In this photo taken Oct. 26, 2013, guests and residents of the Delta Kappa Epsilon fraternity gather on the lawn prior to an NCAA college football game in Tuscaloosa, Ala. New fraternity and sorority houses with white columns, wide balconies and grand foyers line streets around the University of Alabama, and still more of the multimillion-dollar mansions are under construction. Alabama's Greek-letter social groups have been embroiled in controversy this fall over claims of racism and electioneering in a city school board race, but over the last decade they have undergone a $202 million building boom that’s left the university with what one study determined is the nation’s largest Greek system. (AP Photo/Dave Martin)The Associated Press

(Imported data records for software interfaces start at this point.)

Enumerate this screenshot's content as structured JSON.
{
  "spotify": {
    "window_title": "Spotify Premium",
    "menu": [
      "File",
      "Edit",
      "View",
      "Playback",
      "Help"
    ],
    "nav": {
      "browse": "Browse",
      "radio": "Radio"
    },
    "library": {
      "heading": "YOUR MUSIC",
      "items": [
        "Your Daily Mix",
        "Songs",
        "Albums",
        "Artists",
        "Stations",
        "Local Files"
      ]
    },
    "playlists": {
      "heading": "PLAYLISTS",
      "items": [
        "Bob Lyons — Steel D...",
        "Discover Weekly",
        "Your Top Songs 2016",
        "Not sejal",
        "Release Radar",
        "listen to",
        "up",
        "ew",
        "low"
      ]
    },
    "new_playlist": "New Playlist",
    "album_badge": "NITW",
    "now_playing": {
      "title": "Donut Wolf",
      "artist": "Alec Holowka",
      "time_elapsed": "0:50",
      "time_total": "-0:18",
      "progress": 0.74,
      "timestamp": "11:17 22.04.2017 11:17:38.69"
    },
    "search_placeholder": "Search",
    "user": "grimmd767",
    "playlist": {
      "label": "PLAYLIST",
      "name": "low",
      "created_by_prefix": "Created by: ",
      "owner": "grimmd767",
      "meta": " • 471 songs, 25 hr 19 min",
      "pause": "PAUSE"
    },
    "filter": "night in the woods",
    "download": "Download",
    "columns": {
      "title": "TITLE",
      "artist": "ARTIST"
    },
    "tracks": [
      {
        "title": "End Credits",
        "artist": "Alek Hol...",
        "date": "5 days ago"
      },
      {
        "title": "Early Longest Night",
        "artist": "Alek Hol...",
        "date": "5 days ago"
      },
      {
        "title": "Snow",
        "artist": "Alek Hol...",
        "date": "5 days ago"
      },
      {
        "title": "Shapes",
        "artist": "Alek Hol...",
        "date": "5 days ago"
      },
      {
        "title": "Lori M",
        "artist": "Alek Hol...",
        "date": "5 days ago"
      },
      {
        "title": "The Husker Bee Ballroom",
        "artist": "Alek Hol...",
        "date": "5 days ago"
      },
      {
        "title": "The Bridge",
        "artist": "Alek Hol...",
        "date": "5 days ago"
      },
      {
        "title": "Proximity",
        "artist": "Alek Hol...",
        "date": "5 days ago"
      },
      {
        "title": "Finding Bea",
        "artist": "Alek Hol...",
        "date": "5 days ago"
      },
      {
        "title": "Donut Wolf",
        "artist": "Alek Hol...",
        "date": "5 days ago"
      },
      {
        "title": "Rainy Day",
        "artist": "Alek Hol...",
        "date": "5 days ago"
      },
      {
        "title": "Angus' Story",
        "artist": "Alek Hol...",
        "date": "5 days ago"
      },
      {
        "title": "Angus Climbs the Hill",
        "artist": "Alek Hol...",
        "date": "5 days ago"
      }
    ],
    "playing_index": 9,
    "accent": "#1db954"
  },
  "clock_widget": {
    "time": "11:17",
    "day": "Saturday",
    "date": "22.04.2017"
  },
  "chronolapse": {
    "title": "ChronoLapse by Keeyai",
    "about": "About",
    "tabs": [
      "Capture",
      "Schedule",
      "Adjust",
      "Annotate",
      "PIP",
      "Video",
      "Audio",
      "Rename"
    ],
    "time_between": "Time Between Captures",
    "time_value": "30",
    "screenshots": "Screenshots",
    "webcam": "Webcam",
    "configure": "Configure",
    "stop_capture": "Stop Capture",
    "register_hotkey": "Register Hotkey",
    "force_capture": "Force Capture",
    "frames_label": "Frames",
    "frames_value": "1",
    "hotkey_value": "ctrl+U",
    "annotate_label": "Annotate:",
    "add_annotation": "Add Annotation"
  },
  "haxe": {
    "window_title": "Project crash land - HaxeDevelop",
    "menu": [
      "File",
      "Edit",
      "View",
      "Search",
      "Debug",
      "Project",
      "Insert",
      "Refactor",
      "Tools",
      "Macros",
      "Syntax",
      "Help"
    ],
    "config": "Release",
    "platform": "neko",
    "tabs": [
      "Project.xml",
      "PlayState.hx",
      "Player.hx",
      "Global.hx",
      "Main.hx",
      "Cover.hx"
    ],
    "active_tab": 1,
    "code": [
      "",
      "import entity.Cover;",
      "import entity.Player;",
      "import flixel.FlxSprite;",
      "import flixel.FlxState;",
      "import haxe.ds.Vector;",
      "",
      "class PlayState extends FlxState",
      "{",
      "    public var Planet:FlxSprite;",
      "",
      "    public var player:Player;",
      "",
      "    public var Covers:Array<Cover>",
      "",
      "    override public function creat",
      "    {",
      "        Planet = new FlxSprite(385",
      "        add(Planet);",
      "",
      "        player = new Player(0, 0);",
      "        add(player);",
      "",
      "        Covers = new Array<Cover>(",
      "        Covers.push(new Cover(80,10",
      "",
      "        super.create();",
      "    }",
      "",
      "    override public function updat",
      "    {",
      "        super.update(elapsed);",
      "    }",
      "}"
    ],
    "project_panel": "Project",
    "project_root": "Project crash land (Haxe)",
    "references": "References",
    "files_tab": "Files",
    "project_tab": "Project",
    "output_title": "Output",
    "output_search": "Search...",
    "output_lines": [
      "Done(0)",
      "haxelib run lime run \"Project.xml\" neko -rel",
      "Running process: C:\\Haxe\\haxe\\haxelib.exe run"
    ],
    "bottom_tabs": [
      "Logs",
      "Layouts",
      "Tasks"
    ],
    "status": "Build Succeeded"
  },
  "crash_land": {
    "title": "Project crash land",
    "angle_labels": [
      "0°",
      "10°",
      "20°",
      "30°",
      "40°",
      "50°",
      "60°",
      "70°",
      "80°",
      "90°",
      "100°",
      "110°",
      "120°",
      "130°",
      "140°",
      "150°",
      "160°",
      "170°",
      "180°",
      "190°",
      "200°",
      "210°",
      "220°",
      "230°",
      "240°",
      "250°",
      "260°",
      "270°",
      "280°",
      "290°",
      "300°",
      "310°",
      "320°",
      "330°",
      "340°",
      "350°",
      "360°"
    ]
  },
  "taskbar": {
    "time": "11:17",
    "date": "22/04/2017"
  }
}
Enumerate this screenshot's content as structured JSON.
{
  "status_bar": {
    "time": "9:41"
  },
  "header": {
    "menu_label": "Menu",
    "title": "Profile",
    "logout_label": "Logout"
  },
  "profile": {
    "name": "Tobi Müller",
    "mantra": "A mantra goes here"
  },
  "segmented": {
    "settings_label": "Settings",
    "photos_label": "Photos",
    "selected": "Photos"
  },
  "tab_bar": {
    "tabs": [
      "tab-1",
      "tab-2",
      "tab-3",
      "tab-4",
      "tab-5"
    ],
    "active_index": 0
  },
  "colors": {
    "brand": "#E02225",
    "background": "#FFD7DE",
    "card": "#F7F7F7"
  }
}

New, multimillion-dollar fraternity and sorority houses line the streets at the University of Alabama, and more are under construction.

Records provided to The Associated Press by the university show that Alabama's Greek-letter social groups have undergone a $202 million building boom over the past decade. About 30 houses have been built or are on the table. One planned sorority house tops $13.5 million.

A study shows the boom gives the university the largest U.S. Greek system by membership.

The school's Greek system has been embroiled in controversy this fall, and some worry the construction shows wealthy social groups are only getting more powerful.

But the school says the houses provide needed bed space as enrollment increases. Officials say the construction represents only a fraction of total building costs on campus.